• _EXERCISE PROMPT_: Pictures are to be left out, and every entry repeated exactly.

───

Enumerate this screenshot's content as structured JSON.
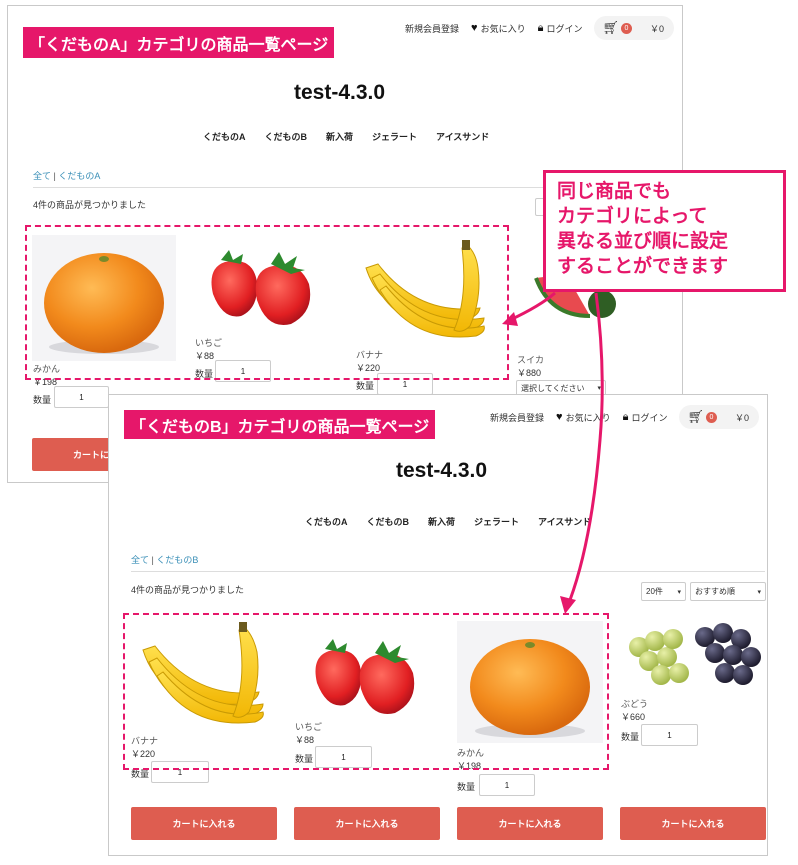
{
  "brand_color": "#e6176a",
  "button_color": "#de5d50",
  "shotA": {
    "label": "「くだものA」カテゴリの商品一覧ページ",
    "header": {
      "register": "新規会員登録",
      "favorites": "お気に入り",
      "login": "ログイン",
      "cart_count": "0",
      "cart_total": "￥0"
    },
    "site_title": "test-4.3.0",
    "nav": [
      "くだものA",
      "くだものB",
      "新入荷",
      "ジェラート",
      "アイスサンド"
    ],
    "breadcrumb": {
      "all": "全て",
      "separator": "|",
      "current": "くだものA"
    },
    "found_text": "4件の商品が見つかりました",
    "sort_select": "",
    "products": [
      {
        "name": "みかん",
        "price": "￥198",
        "qty_label": "数量",
        "qty": "1",
        "image": "mandarin-image"
      },
      {
        "name": "いちご",
        "price": "￥88",
        "qty_label": "数量",
        "qty": "1",
        "image": "strawberry-image"
      },
      {
        "name": "バナナ",
        "price": "￥220",
        "qty_label": "数量",
        "qty": "1",
        "image": "banana-image"
      },
      {
        "name": "スイカ",
        "price": "￥880",
        "qty_label": "数量",
        "qty": "1",
        "image": "watermelon-image",
        "option_select": "選択してください"
      }
    ],
    "cart_button": "カートに入れる"
  },
  "shotB": {
    "label": "「くだものB」カテゴリの商品一覧ページ",
    "header": {
      "register": "新規会員登録",
      "favorites": "お気に入り",
      "login": "ログイン",
      "cart_count": "0",
      "cart_total": "￥0"
    },
    "site_title": "test-4.3.0",
    "nav": [
      "くだものA",
      "くだものB",
      "新入荷",
      "ジェラート",
      "アイスサンド"
    ],
    "breadcrumb": {
      "all": "全て",
      "separator": "|",
      "current": "くだものB"
    },
    "found_text": "4件の商品が見つかりました",
    "per_page_select": "20件",
    "sort_select": "おすすめ順",
    "products": [
      {
        "name": "バナナ",
        "price": "￥220",
        "qty_label": "数量",
        "qty": "1",
        "image": "banana-image"
      },
      {
        "name": "いちご",
        "price": "￥88",
        "qty_label": "数量",
        "qty": "1",
        "image": "strawberry-image"
      },
      {
        "name": "みかん",
        "price": "￥198",
        "qty_label": "数量",
        "qty": "1",
        "image": "mandarin-image"
      },
      {
        "name": "ぶどう",
        "price": "￥660",
        "qty_label": "数量",
        "qty": "1",
        "image": "grape-image"
      }
    ],
    "cart_buttons": [
      "カートに入れる",
      "カートに入れる",
      "カートに入れる",
      "カートに入れる"
    ]
  },
  "callout": {
    "lines": [
      "同じ商品でも",
      "カテゴリによって",
      "異なる並び順に設定",
      "することができます"
    ]
  }
}
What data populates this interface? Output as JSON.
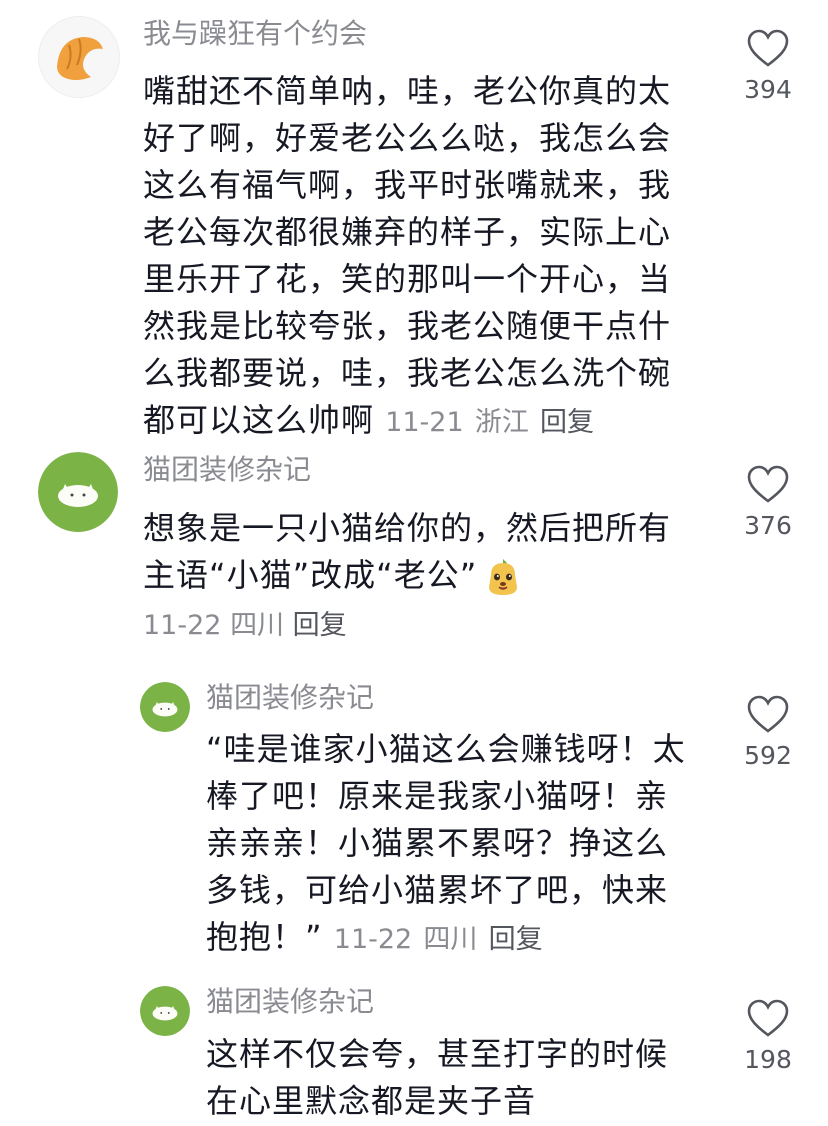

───

• _EXPECTED ANSWER_:
Enumerate this screenshot's content as structured JSON.
{
  "brand_color": "#e6176a",
  "button_color": "#de5d50",
  "shotA": {
    "label": "「くだものA」カテゴリの商品一覧ページ",
    "header": {
      "register": "新規会員登録",
      "favorites": "お気に入り",
      "login": "ログイン",
      "cart_count": "0",
      "cart_total": "￥0"
    },
    "site_title": "test-4.3.0",
    "nav": [
      "くだものA",
      "くだものB",
      "新入荷",
      "ジェラート",
      "アイスサンド"
    ],
    "breadcrumb": {
      "all": "全て",
      "separator": "|",
      "current": "くだものA"
    },
    "found_text": "4件の商品が見つかりました",
    "sort_select": "",
    "products": [
      {
        "name": "みかん",
        "price": "￥198",
        "qty_label": "数量",
        "qty": "1",
        "image": "mandarin-image"
      },
      {
        "name": "いちご",
        "price": "￥88",
        "qty_label": "数量",
        "qty": "1",
        "image": "strawberry-image"
      },
      {
        "name": "バナナ",
        "price": "￥220",
        "qty_label": "数量",
        "qty": "1",
        "image": "banana-image"
      },
      {
        "name": "スイカ",
        "price": "￥880",
        "qty_label": "数量",
        "qty": "1",
        "image": "watermelon-image",
        "option_select": "選択してください"
      }
    ],
    "cart_button": "カートに入れる"
  },
  "shotB": {
    "label": "「くだものB」カテゴリの商品一覧ページ",
    "header": {
      "register": "新規会員登録",
      "favorites": "お気に入り",
      "login": "ログイン",
      "cart_count": "0",
      "cart_total": "￥0"
    },
    "site_title": "test-4.3.0",
    "nav": [
      "くだものA",
      "くだものB",
      "新入荷",
      "ジェラート",
      "アイスサンド"
    ],
    "breadcrumb": {
      "all": "全て",
      "separator": "|",
      "current": "くだものB"
    },
    "found_text": "4件の商品が見つかりました",
    "per_page_select": "20件",
    "sort_select": "おすすめ順",
    "products": [
      {
        "name": "バナナ",
        "price": "￥220",
        "qty_label": "数量",
        "qty": "1",
        "image": "banana-image"
      },
      {
        "name": "いちご",
        "price": "￥88",
        "qty_label": "数量",
        "qty": "1",
        "image": "strawberry-image"
      },
      {
        "name": "みかん",
        "price": "￥198",
        "qty_label": "数量",
        "qty": "1",
        "image": "mandarin-image"
      },
      {
        "name": "ぶどう",
        "price": "￥660",
        "qty_label": "数量",
        "qty": "1",
        "image": "grape-image"
      }
    ],
    "cart_buttons": [
      "カートに入れる",
      "カートに入れる",
      "カートに入れる",
      "カートに入れる"
    ]
  },
  "callout": {
    "lines": [
      "同じ商品でも",
      "カテゴリによって",
      "異なる並び順に設定",
      "することができます"
    ]
  }
}
What data populates this interface? Output as JSON.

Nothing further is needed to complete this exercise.